App and web page records
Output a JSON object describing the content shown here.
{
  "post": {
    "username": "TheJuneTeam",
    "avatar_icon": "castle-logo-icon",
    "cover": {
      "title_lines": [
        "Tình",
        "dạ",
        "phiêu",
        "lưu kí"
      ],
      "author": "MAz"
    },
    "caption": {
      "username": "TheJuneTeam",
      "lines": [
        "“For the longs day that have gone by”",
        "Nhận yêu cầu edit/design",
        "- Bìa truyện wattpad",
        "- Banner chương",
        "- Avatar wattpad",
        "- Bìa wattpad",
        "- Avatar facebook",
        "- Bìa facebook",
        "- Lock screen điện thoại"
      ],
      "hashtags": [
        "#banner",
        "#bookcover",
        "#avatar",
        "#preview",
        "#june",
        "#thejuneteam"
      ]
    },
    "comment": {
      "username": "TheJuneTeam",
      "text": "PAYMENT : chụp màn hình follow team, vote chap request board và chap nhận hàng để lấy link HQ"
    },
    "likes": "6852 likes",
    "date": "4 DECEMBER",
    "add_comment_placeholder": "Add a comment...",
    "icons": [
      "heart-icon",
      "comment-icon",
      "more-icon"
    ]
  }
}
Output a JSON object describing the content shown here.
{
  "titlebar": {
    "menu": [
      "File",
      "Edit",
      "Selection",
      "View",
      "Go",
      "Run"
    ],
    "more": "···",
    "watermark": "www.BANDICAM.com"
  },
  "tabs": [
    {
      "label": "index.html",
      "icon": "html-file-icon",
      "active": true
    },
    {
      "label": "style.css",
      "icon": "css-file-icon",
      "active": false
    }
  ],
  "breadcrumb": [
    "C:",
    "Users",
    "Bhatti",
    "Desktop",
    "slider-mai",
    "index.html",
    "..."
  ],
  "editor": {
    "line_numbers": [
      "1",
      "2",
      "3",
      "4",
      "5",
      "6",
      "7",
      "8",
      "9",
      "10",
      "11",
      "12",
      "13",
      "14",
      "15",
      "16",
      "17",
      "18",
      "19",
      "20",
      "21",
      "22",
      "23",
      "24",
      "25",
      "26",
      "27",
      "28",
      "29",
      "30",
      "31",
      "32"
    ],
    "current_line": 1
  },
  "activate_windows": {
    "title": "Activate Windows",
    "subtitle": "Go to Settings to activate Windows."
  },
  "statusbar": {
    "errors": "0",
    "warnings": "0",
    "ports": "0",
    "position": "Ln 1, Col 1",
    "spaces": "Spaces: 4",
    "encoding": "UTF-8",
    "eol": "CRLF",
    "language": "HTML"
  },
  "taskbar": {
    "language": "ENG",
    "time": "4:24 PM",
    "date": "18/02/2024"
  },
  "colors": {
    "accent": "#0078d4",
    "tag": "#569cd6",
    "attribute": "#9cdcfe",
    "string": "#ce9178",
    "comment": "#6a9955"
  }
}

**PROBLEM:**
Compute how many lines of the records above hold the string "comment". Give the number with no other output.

**EXERCISE OUTPUT:**
4